Greater Anglia train disruption: Network Rail reconsiders engineering work
- 27 August 2014
- From the section Suffolk
Network Rail has said it is reconsidering planned engineering work in Suffolk after last weekend's works overran, causing disruption to services between London and Norwich.
The Ipswich MP Ben Gummer called for resignations after mainline trains were cancelled throughout Monday morning.
Lines through Ipswich were due to be closed again for the next two Sundays.
Network Rail said a decision on whether work would still take place would be made this week.
The railway infrastructure company has been replacing 40-year-old tracks, which are used by the train operator Abellio Greater Anglia.
Network Rail said although Norwich to London trains had been running normally since late Monday morning, there were still knock-on effects on Tuesday between Ipswich and Felixstowe; Ipswich and Lowestoft; and Sudbury and Marks Tey.
Disruption after engineering work
- 26 August 2014 - work at Ipswich overruns by seven hours
- 11 August 2014 - work at Ipswich overruns by two hours
- 19 May 2014 - work at Colchester overruns causing delays
- 5 March 2014 - work at Diss causes delays to London
- 17 February 2013 - work at Shenfield causes delays
- 14 January 2013 - delays between Shenfield and London
- 30 March 2012 - overhead cable work at Stratford meant trains unable to reach Liverpool Street
- 4 January 2010 - overrunning work at Stratford causes delays
- 28 March 2008 - delays at Shenfield
- 2 January 2008 - several days of disruption at Liverpool Street
Railway lines through Ipswich were due to be closed again on Sunday, 31 August and Sunday, 7 September with buses replacing trains between Manningtree and Stowmarket as well as between Ipswich and Felixstowe and between Ipswich and Woodbridge on the East Suffolk Line.

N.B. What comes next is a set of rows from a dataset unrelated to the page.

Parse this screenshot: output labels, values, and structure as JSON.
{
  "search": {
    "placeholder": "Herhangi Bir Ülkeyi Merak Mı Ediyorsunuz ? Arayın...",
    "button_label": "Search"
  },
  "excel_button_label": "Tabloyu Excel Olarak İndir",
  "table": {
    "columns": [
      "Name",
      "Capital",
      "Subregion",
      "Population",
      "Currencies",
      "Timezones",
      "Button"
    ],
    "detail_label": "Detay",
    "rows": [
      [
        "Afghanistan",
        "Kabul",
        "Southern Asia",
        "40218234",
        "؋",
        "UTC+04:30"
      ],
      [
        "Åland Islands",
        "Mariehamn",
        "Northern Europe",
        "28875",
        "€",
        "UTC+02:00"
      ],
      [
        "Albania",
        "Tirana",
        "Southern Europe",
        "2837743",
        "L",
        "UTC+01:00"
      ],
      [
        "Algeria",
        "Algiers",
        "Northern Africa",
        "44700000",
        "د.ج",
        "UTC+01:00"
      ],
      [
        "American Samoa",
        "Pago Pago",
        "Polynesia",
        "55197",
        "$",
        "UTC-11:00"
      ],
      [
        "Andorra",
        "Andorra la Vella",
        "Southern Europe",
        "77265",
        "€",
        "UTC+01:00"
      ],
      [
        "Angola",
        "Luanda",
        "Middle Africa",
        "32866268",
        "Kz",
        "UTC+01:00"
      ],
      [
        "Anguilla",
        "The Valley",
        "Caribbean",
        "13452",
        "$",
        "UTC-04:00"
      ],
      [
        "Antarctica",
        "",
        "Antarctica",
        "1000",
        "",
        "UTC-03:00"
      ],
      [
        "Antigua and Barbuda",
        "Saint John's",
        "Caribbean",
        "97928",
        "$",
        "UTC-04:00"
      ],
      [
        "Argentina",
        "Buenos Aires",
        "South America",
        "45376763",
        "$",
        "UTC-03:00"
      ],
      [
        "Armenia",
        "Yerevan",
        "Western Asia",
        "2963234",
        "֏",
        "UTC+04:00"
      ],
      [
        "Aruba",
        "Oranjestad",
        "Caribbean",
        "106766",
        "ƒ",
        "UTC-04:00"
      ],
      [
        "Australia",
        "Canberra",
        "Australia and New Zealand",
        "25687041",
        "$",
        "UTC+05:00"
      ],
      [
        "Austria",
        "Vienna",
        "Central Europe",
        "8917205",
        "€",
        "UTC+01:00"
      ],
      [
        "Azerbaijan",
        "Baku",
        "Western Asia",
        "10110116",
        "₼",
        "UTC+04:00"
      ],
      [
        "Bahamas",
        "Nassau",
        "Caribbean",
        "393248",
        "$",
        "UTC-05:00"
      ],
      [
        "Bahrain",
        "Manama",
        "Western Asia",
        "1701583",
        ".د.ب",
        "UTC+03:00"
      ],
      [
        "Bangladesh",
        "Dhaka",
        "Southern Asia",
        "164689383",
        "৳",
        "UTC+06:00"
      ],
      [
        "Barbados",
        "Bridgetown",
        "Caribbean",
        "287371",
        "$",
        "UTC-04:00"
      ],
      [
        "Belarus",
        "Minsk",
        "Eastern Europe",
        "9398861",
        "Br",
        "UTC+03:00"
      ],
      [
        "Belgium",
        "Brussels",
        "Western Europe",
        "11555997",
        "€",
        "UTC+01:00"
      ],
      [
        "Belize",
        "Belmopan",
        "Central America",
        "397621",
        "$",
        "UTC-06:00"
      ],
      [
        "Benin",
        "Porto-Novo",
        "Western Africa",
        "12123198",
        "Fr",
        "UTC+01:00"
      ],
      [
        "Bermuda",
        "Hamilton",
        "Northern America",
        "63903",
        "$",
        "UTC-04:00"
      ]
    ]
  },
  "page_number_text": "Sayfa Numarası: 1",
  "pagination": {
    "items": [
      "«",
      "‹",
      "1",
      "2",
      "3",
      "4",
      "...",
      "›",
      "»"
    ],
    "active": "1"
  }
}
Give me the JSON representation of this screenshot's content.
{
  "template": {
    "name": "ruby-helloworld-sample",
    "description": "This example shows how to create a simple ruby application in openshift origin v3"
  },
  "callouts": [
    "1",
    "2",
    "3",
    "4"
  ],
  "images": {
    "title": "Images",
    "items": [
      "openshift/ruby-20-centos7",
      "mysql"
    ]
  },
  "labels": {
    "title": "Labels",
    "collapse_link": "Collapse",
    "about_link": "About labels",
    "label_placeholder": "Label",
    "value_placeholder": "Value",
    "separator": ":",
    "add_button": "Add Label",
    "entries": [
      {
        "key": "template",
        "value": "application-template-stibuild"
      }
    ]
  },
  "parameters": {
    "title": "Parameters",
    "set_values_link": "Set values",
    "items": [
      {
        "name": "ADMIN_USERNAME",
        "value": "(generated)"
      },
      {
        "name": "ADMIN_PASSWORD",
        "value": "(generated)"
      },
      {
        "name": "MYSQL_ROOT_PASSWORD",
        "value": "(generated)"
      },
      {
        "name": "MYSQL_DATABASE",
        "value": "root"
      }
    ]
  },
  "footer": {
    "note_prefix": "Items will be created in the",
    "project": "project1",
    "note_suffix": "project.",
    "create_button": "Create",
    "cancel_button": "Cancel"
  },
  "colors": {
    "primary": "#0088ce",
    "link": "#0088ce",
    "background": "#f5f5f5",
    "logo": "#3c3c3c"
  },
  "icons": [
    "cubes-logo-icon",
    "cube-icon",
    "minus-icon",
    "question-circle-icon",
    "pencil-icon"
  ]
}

Steven Cassidy, area director for Network Rail, said: "We're still carrying out reviews of [last] weekend and looking at the rest of the work to be carried out in Ipswich and the contingencies involved if it doesn't go to plan.
"It's still not acceptable and we are dealing with 30-40 year old equipment and unfortunately we found issues that were unexpected.
"We've done a lot of the intrusive work so in terms of the high-risk work, we've got less of it to do."